1. Consider it inevitable. In a recent study, 81 percent of American clergymen said they have experienced hostile criticism. Twenty-five percent felt that coping with criticism was the most difficult problem of ministry. It is futile to think that you can avoid criticism in the ministry. If you proclaim the whole counsel of God, as you should, you are bound to become a target of criticism. As Jesus says in Luke 6:26, “Woe unto you, when all men shall speak well of you.” Expect criticism; don’t be devastated by it.

2. Consider the motive. It is critical, first of all, to listen well. Don’t only get the facts straight, but also ask: Have I heard and understood the criticism rightly and accurately?
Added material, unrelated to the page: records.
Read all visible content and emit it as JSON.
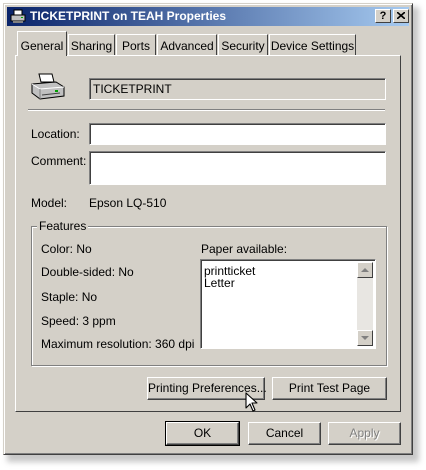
{
  "window": {
    "title": "TICKETPRINT on TEAH Properties",
    "help_button": "?",
    "close_button": "X"
  },
  "tabs": [
    {
      "label": "General",
      "active": true
    },
    {
      "label": "Sharing",
      "active": false
    },
    {
      "label": "Ports",
      "active": false
    },
    {
      "label": "Advanced",
      "active": false
    },
    {
      "label": "Security",
      "active": false
    },
    {
      "label": "Device Settings",
      "active": false
    }
  ],
  "general": {
    "printer_icon": "printer-icon",
    "printer_name": "TICKETPRINT",
    "location_label": "Location:",
    "location_value": "",
    "comment_label": "Comment:",
    "comment_value": "",
    "model_label": "Model:",
    "model_value": "Epson LQ-510"
  },
  "features": {
    "title": "Features",
    "color": "Color: No",
    "double_sided": "Double-sided: No",
    "staple": "Staple: No",
    "speed": "Speed: 3 ppm",
    "max_resolution": "Maximum resolution: 360 dpi",
    "paper_label": "Paper available:",
    "paper_items": [
      "printticket",
      "Letter"
    ]
  },
  "buttons": {
    "printing_preferences": "Printing Preferences...",
    "print_test_page": "Print Test Page",
    "ok": "OK",
    "cancel": "Cancel",
    "apply": "Apply"
  }
}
Have I heard the real problem or just a symptom of something deeper? Unresolved anger, depression, changes in life situations, frustration in relationships, jealousy, shattered expectations, and dissatisfaction with church work can lead to criticism. So ask yourself, “Does the person who is criticizing me have a proper motive, or is it indicative of something else? For example, does the critic enjoy finding fault because it somehow makes him feel superior?” Understanding the person’s motive will help you respond and cope better with the criticism.

3. Consider the source. Who is criticizing you-an office-bearer, a mature believer, a babe in grace, an unbeliever, a highly critical individual, or a fringe member of the church? James Taylor writes, “Those who criticize are usually those on the fringe, who stand back and are deaf to every appeal for service.” Criticisms from such persons seldom merit change or any other investment of energy on your part.
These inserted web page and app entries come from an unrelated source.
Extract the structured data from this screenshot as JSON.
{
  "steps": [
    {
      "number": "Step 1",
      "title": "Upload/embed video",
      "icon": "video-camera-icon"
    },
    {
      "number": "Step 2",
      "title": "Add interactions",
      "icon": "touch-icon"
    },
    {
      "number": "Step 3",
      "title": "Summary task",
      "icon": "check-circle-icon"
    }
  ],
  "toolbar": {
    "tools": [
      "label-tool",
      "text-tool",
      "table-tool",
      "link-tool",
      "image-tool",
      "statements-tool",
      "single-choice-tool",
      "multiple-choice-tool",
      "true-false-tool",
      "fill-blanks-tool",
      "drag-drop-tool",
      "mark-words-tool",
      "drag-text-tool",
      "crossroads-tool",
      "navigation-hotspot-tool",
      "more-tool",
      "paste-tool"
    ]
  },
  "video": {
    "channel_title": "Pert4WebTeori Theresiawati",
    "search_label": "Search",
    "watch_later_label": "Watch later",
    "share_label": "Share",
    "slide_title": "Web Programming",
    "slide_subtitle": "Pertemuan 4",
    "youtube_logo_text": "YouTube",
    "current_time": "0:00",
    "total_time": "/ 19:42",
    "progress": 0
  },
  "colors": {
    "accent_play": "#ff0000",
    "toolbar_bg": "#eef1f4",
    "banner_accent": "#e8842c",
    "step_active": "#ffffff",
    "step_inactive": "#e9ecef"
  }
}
On the other hand, if the critic is a mature believer or an office-bearer who is usually supportive, you should seriously consider the criticism and will often find some truth in it that calls for change. What’s more, you should encourage constructive evaluation from such people. Generally speaking, the more you can sincerely welcome constructive criticism, the more your ministry and relationships with others will benefit from it.

4. Consider the context. The physical setting, timing, and situation out of which criticism comes may help us determine whether the criticism is helpful. As a general rule, don’t respond to criticism for at least twenty-four hours to allow yourself time for prayer, sifting through your feelings, getting past some of the hurt, and consulting others whose wisdom you respect.
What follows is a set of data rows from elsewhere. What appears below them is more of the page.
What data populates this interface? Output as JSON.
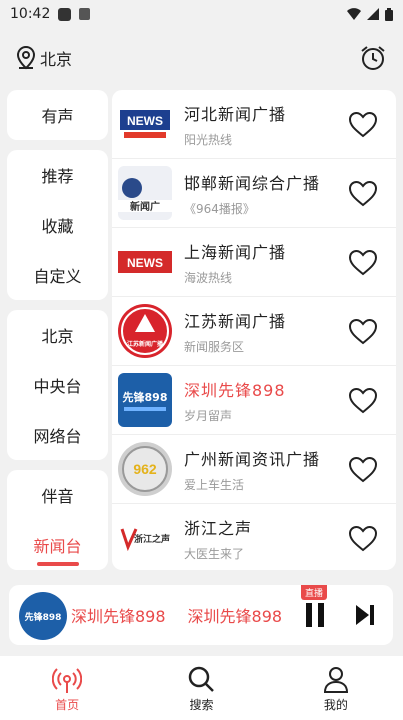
{
  "status_bar": {
    "time": "10:42"
  },
  "header": {
    "city": "北京",
    "icon_location": "location-pin-icon",
    "icon_alarm": "alarm-clock-icon"
  },
  "sidebar": {
    "group1": [
      "有声"
    ],
    "group2": [
      "推荐",
      "收藏",
      "自定义"
    ],
    "group3": [
      "北京",
      "中央台",
      "网络台"
    ],
    "group4": [
      "伴音",
      "新闻台"
    ],
    "active": "新闻台"
  },
  "stations": [
    {
      "title": "河北新闻广播",
      "subtitle": "阳光热线",
      "logo": "NEWS",
      "active": false
    },
    {
      "title": "邯郸新闻综合广播",
      "subtitle": "《964播报》",
      "logo": "新闻广",
      "active": false
    },
    {
      "title": "上海新闻广播",
      "subtitle": "海波热线",
      "logo": "NEWS",
      "active": false
    },
    {
      "title": "江苏新闻广播",
      "subtitle": "新闻服务区",
      "logo": "江苏新闻广播",
      "active": false
    },
    {
      "title": "深圳先锋898",
      "subtitle": "岁月留声",
      "logo": "先锋898",
      "active": true
    },
    {
      "title": "广州新闻资讯广播",
      "subtitle": "爱上车生活",
      "logo": "962",
      "active": false
    },
    {
      "title": "浙江之声",
      "subtitle": "大医生来了",
      "logo": "浙江之声",
      "active": false
    }
  ],
  "player": {
    "now_playing": "深圳先锋898",
    "now_playing_repeat": "深圳先锋898",
    "live_badge": "直播",
    "logo": "先锋898"
  },
  "bottom_nav": [
    {
      "label": "首页",
      "icon": "radio-waves-icon",
      "active": true
    },
    {
      "label": "搜索",
      "icon": "search-icon",
      "active": false
    },
    {
      "label": "我的",
      "icon": "user-icon",
      "active": false
    }
  ],
  "colors": {
    "accent": "#e94a4a",
    "background": "#f1f1f1"
  }
}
Forcing solutions to issues too hastily may make a bad situation worse. Some situations will yield only to the healing touch of time. Truth has a way of eventually vindicating itself. Luke 21:19 says, “In your patience possess ye your souls.”

5. Consider yourself. Critics are often God’s gifts to guard us from self-satisfied and self-destructive tendencies. The Holy Spirit uses our critics to keep us from justifying, protecting, and exalting ourselves. Although critics often exaggerate their case and are seldom entirely right, they are often partially right.

Ask yourself, “Am I responding appropriately to criticism?” Remember, those who have an ear for Christ learn to have an ear for others also. If you find yourself habitually feeling slighted, neglected, and mistreated, view your feelings with suspicion. Let yourself be more vulnerable. Complain less by considering how little criticism you receive, though you are unworthy, compared with Christ, who is perfectly worthy.

Find some accountability partners to monitor your reactions. Seek the wisdom and courage needed to penetrate the insulation around your ego. Don’t be afraid to say, “I was wrong; will you forgive me?”

6. Consider the content. You can learn valuable truths about yourself from critics. Be grateful for that. Some of our best friends are those who disagree with us lovingly, openly, and intelligently. “Faithful are the wounds of a friend” (Prov. 27:6). Helpful criticism is like good medicine.

David Pawlison writes, “Critics, like governing authorities, are servants of God to you for good (Rom. 13:4). He who sees into hearts uses critics to help us see things in ourselves: outright failings of faith and practice, distorted emphases, blind spots, areas of neglect, attitudes and actions contradictory to stated commitments, and, yes, strengths and significant contributions.”